Work item:
Give back each entry unchanged, minus pictures.

Extracted data entries
+-------+
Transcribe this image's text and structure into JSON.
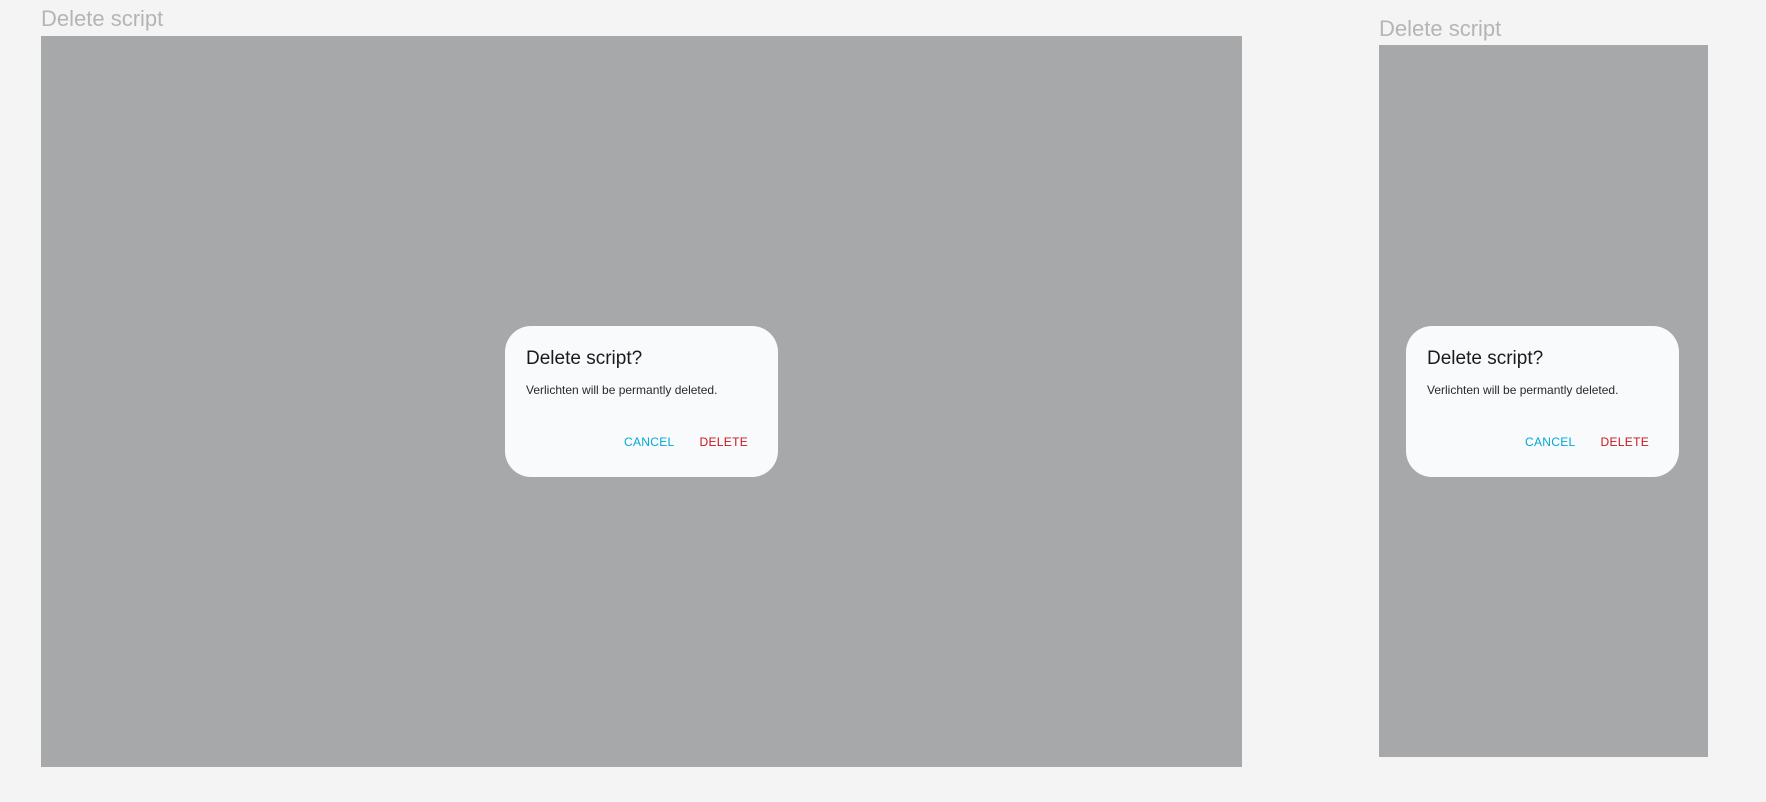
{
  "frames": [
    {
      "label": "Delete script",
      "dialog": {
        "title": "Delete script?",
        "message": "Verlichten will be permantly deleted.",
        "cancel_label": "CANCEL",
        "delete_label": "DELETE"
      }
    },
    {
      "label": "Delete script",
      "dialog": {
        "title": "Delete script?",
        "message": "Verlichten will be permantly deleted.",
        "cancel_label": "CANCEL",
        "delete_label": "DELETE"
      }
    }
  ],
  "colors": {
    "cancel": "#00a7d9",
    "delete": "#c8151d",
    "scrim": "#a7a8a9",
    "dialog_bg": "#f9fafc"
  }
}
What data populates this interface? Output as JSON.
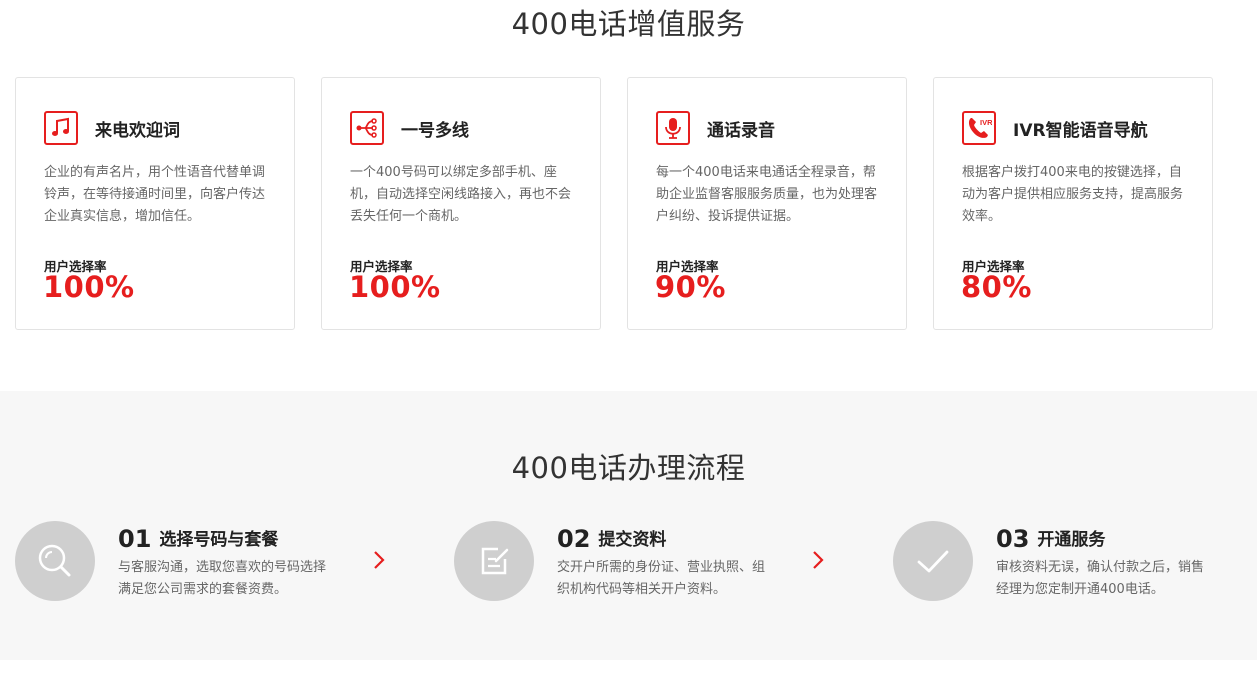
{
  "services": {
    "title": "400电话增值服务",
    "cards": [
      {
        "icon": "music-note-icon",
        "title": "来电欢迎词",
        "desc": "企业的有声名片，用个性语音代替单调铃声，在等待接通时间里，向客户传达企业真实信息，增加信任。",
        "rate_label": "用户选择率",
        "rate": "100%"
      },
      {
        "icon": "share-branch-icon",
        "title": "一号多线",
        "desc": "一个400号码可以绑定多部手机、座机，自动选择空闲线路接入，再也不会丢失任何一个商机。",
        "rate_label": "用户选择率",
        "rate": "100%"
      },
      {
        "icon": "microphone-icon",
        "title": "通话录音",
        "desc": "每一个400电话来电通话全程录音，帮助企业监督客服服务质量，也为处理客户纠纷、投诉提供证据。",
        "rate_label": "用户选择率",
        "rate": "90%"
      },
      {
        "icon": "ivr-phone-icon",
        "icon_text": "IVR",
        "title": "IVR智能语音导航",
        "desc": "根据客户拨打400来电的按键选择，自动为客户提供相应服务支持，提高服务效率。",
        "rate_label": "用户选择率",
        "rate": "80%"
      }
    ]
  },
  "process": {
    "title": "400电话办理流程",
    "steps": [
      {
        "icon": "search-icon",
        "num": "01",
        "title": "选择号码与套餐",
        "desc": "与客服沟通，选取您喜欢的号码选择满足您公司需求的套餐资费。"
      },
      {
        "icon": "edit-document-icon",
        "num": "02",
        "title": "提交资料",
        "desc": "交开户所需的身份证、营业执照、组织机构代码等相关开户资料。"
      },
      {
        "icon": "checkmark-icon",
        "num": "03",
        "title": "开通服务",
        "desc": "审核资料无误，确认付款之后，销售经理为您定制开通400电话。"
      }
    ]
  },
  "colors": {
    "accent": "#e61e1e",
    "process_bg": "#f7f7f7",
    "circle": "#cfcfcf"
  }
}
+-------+
Exercise answer:
Transcribe this image's text and structure into JSON.
{
  "frames": [
    {
      "label": "Delete script",
      "dialog": {
        "title": "Delete script?",
        "message": "Verlichten will be permantly deleted.",
        "cancel_label": "CANCEL",
        "delete_label": "DELETE"
      }
    },
    {
      "label": "Delete script",
      "dialog": {
        "title": "Delete script?",
        "message": "Verlichten will be permantly deleted.",
        "cancel_label": "CANCEL",
        "delete_label": "DELETE"
      }
    }
  ],
  "colors": {
    "cancel": "#00a7d9",
    "delete": "#c8151d",
    "scrim": "#a7a8a9",
    "dialog_bg": "#f9fafc"
  }
}
What data populates this interface? Output as JSON.
{
  "services": {
    "title": "400电话增值服务",
    "cards": [
      {
        "icon": "music-note-icon",
        "title": "来电欢迎词",
        "desc": "企业的有声名片，用个性语音代替单调铃声，在等待接通时间里，向客户传达企业真实信息，增加信任。",
        "rate_label": "用户选择率",
        "rate": "100%"
      },
      {
        "icon": "share-branch-icon",
        "title": "一号多线",
        "desc": "一个400号码可以绑定多部手机、座机，自动选择空闲线路接入，再也不会丢失任何一个商机。",
        "rate_label": "用户选择率",
        "rate": "100%"
      },
      {
        "icon": "microphone-icon",
        "title": "通话录音",
        "desc": "每一个400电话来电通话全程录音，帮助企业监督客服服务质量，也为处理客户纠纷、投诉提供证据。",
        "rate_label": "用户选择率",
        "rate": "90%"
      },
      {
        "icon": "ivr-phone-icon",
        "icon_text": "IVR",
        "title": "IVR智能语音导航",
        "desc": "根据客户拨打400来电的按键选择，自动为客户提供相应服务支持，提高服务效率。",
        "rate_label": "用户选择率",
        "rate": "80%"
      }
    ]
  },
  "process": {
    "title": "400电话办理流程",
    "steps": [
      {
        "icon": "search-icon",
        "num": "01",
        "title": "选择号码与套餐",
        "desc": "与客服沟通，选取您喜欢的号码选择满足您公司需求的套餐资费。"
      },
      {
        "icon": "edit-document-icon",
        "num": "02",
        "title": "提交资料",
        "desc": "交开户所需的身份证、营业执照、组织机构代码等相关开户资料。"
      },
      {
        "icon": "checkmark-icon",
        "num": "03",
        "title": "开通服务",
        "desc": "审核资料无误，确认付款之后，销售经理为您定制开通400电话。"
      }
    ]
  },
  "colors": {
    "accent": "#e61e1e",
    "process_bg": "#f7f7f7",
    "circle": "#cfcfcf"
  }
}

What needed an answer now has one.